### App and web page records
►

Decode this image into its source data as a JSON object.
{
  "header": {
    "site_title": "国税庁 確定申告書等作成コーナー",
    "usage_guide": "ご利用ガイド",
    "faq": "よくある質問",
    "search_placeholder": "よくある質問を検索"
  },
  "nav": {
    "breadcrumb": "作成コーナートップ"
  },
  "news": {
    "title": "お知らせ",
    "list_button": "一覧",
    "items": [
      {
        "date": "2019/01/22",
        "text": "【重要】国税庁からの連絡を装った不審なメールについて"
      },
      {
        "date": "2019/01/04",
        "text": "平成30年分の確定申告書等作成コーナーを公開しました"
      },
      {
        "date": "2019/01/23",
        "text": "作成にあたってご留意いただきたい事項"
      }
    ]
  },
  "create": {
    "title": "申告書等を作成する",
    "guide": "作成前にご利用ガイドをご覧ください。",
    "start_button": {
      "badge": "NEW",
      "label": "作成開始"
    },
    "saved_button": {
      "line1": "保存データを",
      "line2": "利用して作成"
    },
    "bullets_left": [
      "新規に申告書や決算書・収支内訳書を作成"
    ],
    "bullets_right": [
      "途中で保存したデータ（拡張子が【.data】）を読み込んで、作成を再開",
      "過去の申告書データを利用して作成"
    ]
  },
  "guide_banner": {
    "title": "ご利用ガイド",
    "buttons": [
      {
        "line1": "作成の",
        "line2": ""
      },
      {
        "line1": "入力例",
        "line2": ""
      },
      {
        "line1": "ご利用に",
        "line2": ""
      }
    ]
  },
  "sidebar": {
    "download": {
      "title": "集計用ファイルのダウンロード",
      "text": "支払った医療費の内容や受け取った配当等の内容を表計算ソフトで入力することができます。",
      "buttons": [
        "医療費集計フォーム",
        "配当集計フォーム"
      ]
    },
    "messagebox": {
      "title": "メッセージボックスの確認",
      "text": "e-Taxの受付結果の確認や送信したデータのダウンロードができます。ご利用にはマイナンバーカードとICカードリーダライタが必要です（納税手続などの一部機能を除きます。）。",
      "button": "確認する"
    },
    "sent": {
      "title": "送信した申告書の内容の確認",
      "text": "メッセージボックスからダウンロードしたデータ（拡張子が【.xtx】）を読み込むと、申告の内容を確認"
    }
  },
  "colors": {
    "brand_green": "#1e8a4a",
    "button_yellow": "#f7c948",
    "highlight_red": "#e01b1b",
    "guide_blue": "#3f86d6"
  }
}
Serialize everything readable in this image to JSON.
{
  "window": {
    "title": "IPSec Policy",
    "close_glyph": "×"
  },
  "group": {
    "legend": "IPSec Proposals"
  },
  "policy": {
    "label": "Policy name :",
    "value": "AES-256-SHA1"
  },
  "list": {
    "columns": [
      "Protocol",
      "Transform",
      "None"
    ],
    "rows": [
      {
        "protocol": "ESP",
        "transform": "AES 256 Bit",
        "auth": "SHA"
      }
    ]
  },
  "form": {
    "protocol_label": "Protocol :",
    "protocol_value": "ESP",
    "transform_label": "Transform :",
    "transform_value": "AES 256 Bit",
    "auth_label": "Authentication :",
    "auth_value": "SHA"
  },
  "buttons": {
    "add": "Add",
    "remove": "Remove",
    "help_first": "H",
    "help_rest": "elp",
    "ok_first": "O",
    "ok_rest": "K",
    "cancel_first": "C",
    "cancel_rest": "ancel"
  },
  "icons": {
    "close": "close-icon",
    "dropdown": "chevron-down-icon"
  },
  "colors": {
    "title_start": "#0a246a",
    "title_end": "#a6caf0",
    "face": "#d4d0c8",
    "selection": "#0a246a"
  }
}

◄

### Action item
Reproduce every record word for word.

### Response area
Decode this image into its source data as a JSON object.
{
  "header": {
    "site_title": "国税庁 確定申告書等作成コーナー",
    "usage_guide": "ご利用ガイド",
    "faq": "よくある質問",
    "search_placeholder": "よくある質問を検索"
  },
  "nav": {
    "breadcrumb": "作成コーナートップ"
  },
  "news": {
    "title": "お知らせ",
    "list_button": "一覧",
    "items": [
      {
        "date": "2019/01/22",
        "text": "【重要】国税庁からの連絡を装った不審なメールについて"
      },
      {
        "date": "2019/01/04",
        "text": "平成30年分の確定申告書等作成コーナーを公開しました"
      },
      {
        "date": "2019/01/23",
        "text": "作成にあたってご留意いただきたい事項"
      }
    ]
  },
  "create": {
    "title": "申告書等を作成する",
    "guide": "作成前にご利用ガイドをご覧ください。",
    "start_button": {
      "badge": "NEW",
      "label": "作成開始"
    },
    "saved_button": {
      "line1": "保存データを",
      "line2": "利用して作成"
    },
    "bullets_left": [
      "新規に申告書や決算書・収支内訳書を作成"
    ],
    "bullets_right": [
      "途中で保存したデータ（拡張子が【.data】）を読み込んで、作成を再開",
      "過去の申告書データを利用して作成"
    ]
  },
  "guide_banner": {
    "title": "ご利用ガイド",
    "buttons": [
      {
        "line1": "作成の",
        "line2": ""
      },
      {
        "line1": "入力例",
        "line2": ""
      },
      {
        "line1": "ご利用に",
        "line2": ""
      }
    ]
  },
  "sidebar": {
    "download": {
      "title": "集計用ファイルのダウンロード",
      "text": "支払った医療費の内容や受け取った配当等の内容を表計算ソフトで入力することができます。",
      "buttons": [
        "医療費集計フォーム",
        "配当集計フォーム"
      ]
    },
    "messagebox": {
      "title": "メッセージボックスの確認",
      "text": "e-Taxの受付結果の確認や送信したデータのダウンロードができます。ご利用にはマイナンバーカードとICカードリーダライタが必要です（納税手続などの一部機能を除きます。）。",
      "button": "確認する"
    },
    "sent": {
      "title": "送信した申告書の内容の確認",
      "text": "メッセージボックスからダウンロードしたデータ（拡張子が【.xtx】）を読み込むと、申告の内容を確認"
    }
  },
  "colors": {
    "brand_green": "#1e8a4a",
    "button_yellow": "#f7c948",
    "highlight_red": "#e01b1b",
    "guide_blue": "#3f86d6"
  }
}
Serialize everything readable in this image to JSON.
{
  "window": {
    "title": "IPSec Policy",
    "close_glyph": "×"
  },
  "group": {
    "legend": "IPSec Proposals"
  },
  "policy": {
    "label": "Policy name :",
    "value": "AES-256-SHA1"
  },
  "list": {
    "columns": [
      "Protocol",
      "Transform",
      "None"
    ],
    "rows": [
      {
        "protocol": "ESP",
        "transform": "AES 256 Bit",
        "auth": "SHA"
      }
    ]
  },
  "form": {
    "protocol_label": "Protocol :",
    "protocol_value": "ESP",
    "transform_label": "Transform :",
    "transform_value": "AES 256 Bit",
    "auth_label": "Authentication :",
    "auth_value": "SHA"
  },
  "buttons": {
    "add": "Add",
    "remove": "Remove",
    "help_first": "H",
    "help_rest": "elp",
    "ok_first": "O",
    "ok_rest": "K",
    "cancel_first": "C",
    "cancel_rest": "ancel"
  },
  "icons": {
    "close": "close-icon",
    "dropdown": "chevron-down-icon"
  },
  "colors": {
    "title_start": "#0a246a",
    "title_end": "#a6caf0",
    "face": "#d4d0c8",
    "selection": "#0a246a"
  }
}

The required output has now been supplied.